University of Gothenburg
Photo: Gerd Altmann från Pixabay

Driving the transition to person-centred care in practice requires more than simply carrying out isolated studies and publishing scientific reports, bringing new results to utilisation in everyday clinical working context. This task is too complex for any single research group or societal institution to achieve independently, which is why GPCC works actively to facilitate utilisation.

Utilisation support in the individual GPCC projects

GPCC encourages and supports its' individual projects in considering utilisation aspects from the beginning in the projects’ design. GPCC researchers are also expected to use a clear challenge-driven perspective, as well as reflect on and promote long-term sustainability for the results of their studies.

One way to make this possible is through collaborations with the stakeholders who have the long-term responsibility for utilisation, such as patient organisations, caregivers, as well as businesses.

Tools for person-centred care

Based on GPCC's research, a variety of practice tools have been developed and adapted to support person-centred care. Read more about them here.

Research close to practice

The research conducted at GPCC is often carried out close to practice. It is needs-linked, and often conducted in a daily clinical work environment. This makes it possible to translate the research results into new methods of care, organisational forms, tools and other elements of the patient’s care process.

It also makes it possible to maintain the person-centred practice even after the research project has been completed in, for example, a healthcare department. GPCC's utilisation work intends to bridge the gap between the time-limited research project and long-term transition to working methods that are based on a partnership between patient, family caregivers, health care personnel,  community and the larger society.

GPCC contributes to the transition towards person-centred care in Sweden

GPCC has carried out a number of utilisation and implementation projects that have brought our research results and evidence-based methods into Sweden's health care settings.

GPCCs research programme also includes studies of implementation, organisation, leadership and governance of person-centred care. In this research domain, we focus on the structural conditions for and the implementation of person-centred care, from meso- to macro-level, in Swedish and European health care. The aim is to increase knowledge of effective strategies to support the implementation of person-centred care and factors that influence the process of change.

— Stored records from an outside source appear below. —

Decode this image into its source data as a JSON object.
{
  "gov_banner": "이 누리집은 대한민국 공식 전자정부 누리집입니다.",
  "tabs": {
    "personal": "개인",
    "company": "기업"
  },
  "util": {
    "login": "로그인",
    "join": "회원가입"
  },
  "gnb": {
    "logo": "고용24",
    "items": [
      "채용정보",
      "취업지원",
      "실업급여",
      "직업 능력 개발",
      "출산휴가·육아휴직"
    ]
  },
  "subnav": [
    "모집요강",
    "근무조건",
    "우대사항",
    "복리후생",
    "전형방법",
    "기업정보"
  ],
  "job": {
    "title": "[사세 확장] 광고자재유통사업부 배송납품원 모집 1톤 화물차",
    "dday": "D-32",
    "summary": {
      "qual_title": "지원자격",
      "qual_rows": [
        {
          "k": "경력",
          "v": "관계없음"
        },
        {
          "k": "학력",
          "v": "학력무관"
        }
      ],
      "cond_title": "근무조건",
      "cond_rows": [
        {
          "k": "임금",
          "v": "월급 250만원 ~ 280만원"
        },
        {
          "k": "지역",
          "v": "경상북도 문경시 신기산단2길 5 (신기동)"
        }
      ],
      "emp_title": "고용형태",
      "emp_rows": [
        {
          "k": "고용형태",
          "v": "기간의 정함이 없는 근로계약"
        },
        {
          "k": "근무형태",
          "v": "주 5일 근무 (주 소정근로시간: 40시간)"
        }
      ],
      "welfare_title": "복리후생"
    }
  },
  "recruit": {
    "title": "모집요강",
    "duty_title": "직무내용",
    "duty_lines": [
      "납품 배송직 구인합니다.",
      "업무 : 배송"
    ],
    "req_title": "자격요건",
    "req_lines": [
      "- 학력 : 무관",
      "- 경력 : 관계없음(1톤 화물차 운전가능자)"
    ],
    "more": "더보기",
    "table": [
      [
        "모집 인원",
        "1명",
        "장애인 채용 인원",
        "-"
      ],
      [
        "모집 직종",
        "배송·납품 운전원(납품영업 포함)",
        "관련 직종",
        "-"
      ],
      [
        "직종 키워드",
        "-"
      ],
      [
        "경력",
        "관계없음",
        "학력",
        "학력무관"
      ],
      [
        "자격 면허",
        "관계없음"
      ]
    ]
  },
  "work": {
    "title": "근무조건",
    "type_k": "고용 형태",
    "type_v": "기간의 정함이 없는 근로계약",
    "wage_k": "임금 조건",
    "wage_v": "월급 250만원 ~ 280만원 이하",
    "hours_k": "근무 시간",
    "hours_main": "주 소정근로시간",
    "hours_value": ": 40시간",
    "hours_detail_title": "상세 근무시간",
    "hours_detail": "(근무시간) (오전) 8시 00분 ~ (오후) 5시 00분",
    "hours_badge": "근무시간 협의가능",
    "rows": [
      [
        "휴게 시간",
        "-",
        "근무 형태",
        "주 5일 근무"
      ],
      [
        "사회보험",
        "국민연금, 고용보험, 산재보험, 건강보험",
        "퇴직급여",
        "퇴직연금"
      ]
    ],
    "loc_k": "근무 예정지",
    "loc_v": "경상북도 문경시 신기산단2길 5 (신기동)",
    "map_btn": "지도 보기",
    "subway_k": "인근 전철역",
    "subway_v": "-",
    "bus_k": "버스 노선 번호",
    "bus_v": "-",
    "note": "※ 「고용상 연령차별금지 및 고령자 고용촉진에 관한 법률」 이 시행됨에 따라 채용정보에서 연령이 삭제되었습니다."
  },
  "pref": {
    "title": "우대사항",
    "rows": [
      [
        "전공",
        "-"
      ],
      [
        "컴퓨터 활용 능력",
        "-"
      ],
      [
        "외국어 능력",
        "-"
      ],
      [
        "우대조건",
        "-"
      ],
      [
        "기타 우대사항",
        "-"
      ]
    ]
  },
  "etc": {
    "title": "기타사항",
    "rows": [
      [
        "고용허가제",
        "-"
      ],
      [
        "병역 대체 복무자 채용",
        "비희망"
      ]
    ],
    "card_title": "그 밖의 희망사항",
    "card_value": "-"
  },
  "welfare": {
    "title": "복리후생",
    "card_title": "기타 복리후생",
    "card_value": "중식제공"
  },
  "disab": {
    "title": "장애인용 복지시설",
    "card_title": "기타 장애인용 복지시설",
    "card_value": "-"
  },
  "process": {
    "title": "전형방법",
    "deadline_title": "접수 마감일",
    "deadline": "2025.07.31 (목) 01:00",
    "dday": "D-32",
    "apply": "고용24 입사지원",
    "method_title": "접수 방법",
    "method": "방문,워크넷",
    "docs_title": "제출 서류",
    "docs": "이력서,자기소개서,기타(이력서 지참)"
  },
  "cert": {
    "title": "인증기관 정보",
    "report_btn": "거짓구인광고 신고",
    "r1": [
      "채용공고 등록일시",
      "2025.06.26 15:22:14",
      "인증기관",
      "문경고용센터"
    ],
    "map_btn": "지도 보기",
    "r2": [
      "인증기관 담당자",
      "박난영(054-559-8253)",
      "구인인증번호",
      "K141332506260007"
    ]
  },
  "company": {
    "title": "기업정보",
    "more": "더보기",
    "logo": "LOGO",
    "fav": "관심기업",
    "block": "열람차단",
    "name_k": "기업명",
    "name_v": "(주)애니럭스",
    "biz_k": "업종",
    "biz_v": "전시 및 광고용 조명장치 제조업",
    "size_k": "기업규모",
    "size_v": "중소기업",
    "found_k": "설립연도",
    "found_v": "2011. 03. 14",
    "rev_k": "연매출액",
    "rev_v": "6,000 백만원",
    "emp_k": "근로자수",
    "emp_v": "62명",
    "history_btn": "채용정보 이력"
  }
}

Read more about this research domain here.

Between 2013-2017 GPCC Implement (a non-profit company owned by GU Ventures AB) conducted a number of training courses in various healthcare settings. These included person-centred care and its foundations, training in practical ways of working, and support in adapting organizations, work routines, and incentives to person-centred ways of working. Read more about GPCC Implement here.

GPCC is thus making a tangible contribution to the transition that is now taking place in Swedish healthcare towards a more person-centred care, where over half of Sweden's municipalities, regions and county councils have made decisions and started work on this change, according to a survey made by The Swedish Association of Local Authorities and Regions (SALAR) in 2018. Work is now underway to reform Swedish health care in which person-centredness and integrated care processes are highlighted as central components of this transformation. Read more about that here.

PCP4: Test beds for person-centred care are scaled up

One of the first utilisation projects GPCC carried out was to try out various aspects of working in a person-centred way in individual departments at Sahlgrenska University Hospital in 2012. These small test beds were carried out in collaboration between academia, healthcare and industry.

Now GPCC is working to build larger test beds together with entire regions, larger patient and professional organisations, as well as partners in industry and academia. Those of Sweden's county councils and regions who have advanced the most in their work to implement person-centred care, like Blekinge, Dalarna and Västra Götaland, participate in Person-centred Patient-Public-Private Partnership (PCP4). The project is led by Professor Håkan Billig. Read more about this project here.

European standard for person-centred care

GPCC has initiated the creation of the first European standard for patient involvement in healthcare services. The standard, which is called Patient involvement in healthcare services– Minimum requirements for person-centred care, will aim to create favourable structural conditions for person-centred care. The standard was accepted during the spring of 2020. Read more about it here .